This means SMRs can be located on sites where large nuclear plants would not fit, and adopting SMRs would enable the United States to conserve green space and reduce the footprint of power generation.
Lastly, enhanced safety is an important attraction of SMRs. Their designs incorporate passive safety systems, and the reactors operate with low power and pressure. SMRs do not need human intervention or external power to shut down since they rely on physical forces such as gravity and convection for these safety back-ups. The International Atomic Energy Agency says these characteristics eliminate or significantly reduce the potential for dangerous releases of radioactivity.
Coal to nuclear transition?
SMRs are becoming an especially promising replacement for coal-fired power plants, which are under threat due to carbon emission regulations.
The Energy Information Administration (EIA) found that about a quarter of U.S. coal-fired power plants are due to retire by 2029. Domestic coal-fired electricity production is expected to decline about 93% by 2040 on the way to achieving net-zero emissions by 2050.
The impact of this evolution on workers has been painful.

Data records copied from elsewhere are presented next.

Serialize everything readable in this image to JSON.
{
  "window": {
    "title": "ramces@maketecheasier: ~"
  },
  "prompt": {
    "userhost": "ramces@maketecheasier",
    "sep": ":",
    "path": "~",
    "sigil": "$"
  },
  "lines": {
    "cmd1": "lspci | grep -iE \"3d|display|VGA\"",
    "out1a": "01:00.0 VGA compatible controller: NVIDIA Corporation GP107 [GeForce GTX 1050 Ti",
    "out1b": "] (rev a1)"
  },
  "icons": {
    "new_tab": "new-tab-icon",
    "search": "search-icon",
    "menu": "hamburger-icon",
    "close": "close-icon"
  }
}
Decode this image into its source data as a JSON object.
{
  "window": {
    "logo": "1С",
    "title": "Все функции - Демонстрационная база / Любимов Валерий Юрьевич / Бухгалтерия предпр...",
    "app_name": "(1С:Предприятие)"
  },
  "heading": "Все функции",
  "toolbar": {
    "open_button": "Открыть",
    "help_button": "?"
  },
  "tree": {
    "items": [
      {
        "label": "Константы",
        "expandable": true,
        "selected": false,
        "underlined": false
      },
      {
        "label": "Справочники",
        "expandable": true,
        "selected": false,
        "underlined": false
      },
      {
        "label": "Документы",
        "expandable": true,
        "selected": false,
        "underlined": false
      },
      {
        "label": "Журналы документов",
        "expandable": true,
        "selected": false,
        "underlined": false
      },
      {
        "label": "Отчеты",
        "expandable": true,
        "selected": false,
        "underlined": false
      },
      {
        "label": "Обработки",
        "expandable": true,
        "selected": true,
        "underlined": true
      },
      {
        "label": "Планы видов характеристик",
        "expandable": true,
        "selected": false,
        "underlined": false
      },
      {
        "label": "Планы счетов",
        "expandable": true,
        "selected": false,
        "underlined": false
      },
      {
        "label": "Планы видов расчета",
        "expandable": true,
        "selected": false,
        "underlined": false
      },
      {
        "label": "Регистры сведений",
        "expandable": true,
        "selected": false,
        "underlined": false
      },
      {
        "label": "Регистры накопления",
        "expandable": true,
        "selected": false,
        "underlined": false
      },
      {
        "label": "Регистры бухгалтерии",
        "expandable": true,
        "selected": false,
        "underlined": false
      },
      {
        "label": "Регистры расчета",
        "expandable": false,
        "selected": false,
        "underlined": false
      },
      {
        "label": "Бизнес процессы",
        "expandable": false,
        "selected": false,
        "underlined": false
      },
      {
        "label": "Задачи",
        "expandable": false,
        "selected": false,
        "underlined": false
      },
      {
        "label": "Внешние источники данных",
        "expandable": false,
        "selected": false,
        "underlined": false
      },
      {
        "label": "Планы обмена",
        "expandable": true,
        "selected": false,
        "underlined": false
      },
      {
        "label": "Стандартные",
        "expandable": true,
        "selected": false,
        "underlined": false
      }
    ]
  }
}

The workforce at coal power plants shrank 12% between 2019 and 2021 alone, according to the EIA, and the retirement of more facilities will add to the job loss.
But SMRs could potentially repower about 80% of coal plants studied by the DOE, turning them into emission-free power producers. Only 22% were adaptable to traditional nuclear plants.
At the same time, SMRs could help solve one of the critical challenges of current climate change goals. Power generation currently contributes about 30% of global CO2 emissions, and global power consumption could triple by 2050, according to research by McKinsey.
This demands more electricity from clean sources such as nuclear, which currently accounts for only about 10% of global electricity generation. Almost no new nuclear capacity has been added in the United States in the past 35 years for various reasons that range from changing regulatory requirements to a track record of schedule and cost overruns.
SMR technology can address many of these challenges because it reduces construction time and upfront costs, offers lower operating costs, and incorporates simplified systems that improve reliability and safety.
How would coal to nuclear shift work?
A March study by the Bipartisan Policy Center concluded that SMRs could help achieve climate goals, maintain grid reliability, respond to fluctuating power demand and preserve or improve many coal plant jobs, finding:
- SMRs can reuse coal plant transmission infrastructure, electrical equipment and steam-cycle components. This avoids some permitting obstacles and reduces construction costs by 17% to 35%.
- About three-quarters of coal plant jobs are transferable to nuclear plants with no new licensing requirements.
- In regions where SMRs replace retiring coal plants, a net job gain is likely.
- Jobs at nuclear plants pay higher wages compared to coal plants. This would be good for plant workers and boost tax revenue for local governments.
The report found that several roles at coal power plants can transfer to SMRs, including mechanics, maintenance, electricians and security with no licensing or experience requirements. Higher wages for nuclear plant jobs and a tight labor market for nuclear workers make a transition attractive.
The way forward
There are other challenges for the coal to SMR transition including technology hurdles (like how to handle disposal of nuclear waste), work needed to achieve economies of scale and potential opposition from community organizations. Timing the retirement of a coal plant and its startup as a nuclear facility can be tricky, and licensing requirements may also complicate the transition.
But the prospect of greater employment security and higher wages will continue to focus UWUA’s attention on this emerging area.